What's the future for President Obama's health care reform law?
March 26th, 2012
04:00 PM ET

What's the future for President Obama's health care reform law?

FROM CNN's Jack Cafferty:

"Obamacare" went on trial today with the Supreme Court starting three days of arguments on the constitutionality of President Barack Obama's landmark health care law.

And after today's 90-minute session, it seems like a majority of the justices want to decide the case now instead of waiting another two years until the full law goes into effect.

On Tuesday, the justices will hear arguments on the constitutionality of the individual mandate, which is the key to this whole showdown.

Twenty-six states are suing the government. They claim the health care law is unconstitutional because of the "individual mandate" provision, which requires most Americans to purchase health insurance by 2014 or face a financial penalty.

Republicans have been out in full force slamming the law. All of the GOP presidential candidates say they will try to repeal the Patient Protection and Affordable Care Act if elected. Senate Minority Leader Mitch McConnell says repeal of Obamacare will be the first order of business if Republicans win control of the Senate in November.

Democrats have their work cut out for them defending all this, and they don't seem to be getting much help from Obama. He didn't even bother to publicly mark the bill's two year anniversary last week - something he has been only too eager to do in the past.

This might be the reason: Polls suggest many Americans just don't like the health reform law. A new CNN/ORC Poll shows 50% of those surveyed disapprove of the law. 43% approve.

When asked how the Supreme Court should rule, more than 70% say the high court should overturn all or part of Obamacare.

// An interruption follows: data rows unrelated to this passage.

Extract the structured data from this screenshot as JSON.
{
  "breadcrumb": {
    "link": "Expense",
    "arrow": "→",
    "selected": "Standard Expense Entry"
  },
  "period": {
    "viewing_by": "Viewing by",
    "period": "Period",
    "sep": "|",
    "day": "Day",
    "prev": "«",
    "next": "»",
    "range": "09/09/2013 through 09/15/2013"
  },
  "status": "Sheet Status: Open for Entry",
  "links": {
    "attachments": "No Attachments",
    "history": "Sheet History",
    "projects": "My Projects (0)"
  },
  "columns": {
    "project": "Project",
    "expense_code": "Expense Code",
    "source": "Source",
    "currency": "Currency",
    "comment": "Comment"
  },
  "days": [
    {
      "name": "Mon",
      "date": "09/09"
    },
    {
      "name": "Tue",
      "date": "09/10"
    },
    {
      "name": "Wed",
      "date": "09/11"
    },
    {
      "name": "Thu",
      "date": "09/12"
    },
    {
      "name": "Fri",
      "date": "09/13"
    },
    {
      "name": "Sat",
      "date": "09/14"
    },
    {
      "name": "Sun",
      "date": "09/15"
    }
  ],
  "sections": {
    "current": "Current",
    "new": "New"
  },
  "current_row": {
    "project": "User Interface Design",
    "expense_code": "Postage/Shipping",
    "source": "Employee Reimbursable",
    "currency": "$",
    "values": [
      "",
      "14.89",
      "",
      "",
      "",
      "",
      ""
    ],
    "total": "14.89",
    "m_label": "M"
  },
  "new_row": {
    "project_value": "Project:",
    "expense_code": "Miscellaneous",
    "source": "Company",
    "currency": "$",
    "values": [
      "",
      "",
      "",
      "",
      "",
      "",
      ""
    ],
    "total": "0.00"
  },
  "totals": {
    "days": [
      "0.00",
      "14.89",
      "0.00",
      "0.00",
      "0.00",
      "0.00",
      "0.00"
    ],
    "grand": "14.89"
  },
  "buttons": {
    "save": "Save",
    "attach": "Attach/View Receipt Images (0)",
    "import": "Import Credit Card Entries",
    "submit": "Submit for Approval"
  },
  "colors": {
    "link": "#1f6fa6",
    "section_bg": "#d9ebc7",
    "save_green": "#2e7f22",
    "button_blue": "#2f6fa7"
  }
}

Here’s my question to you: What's the future for President Obama's health care reform law?

Tune in to the Situation Room at 4pm to see if Jack reads your answer on air.

And, we love to know where you’re writing from, so please include your city and state with your comment.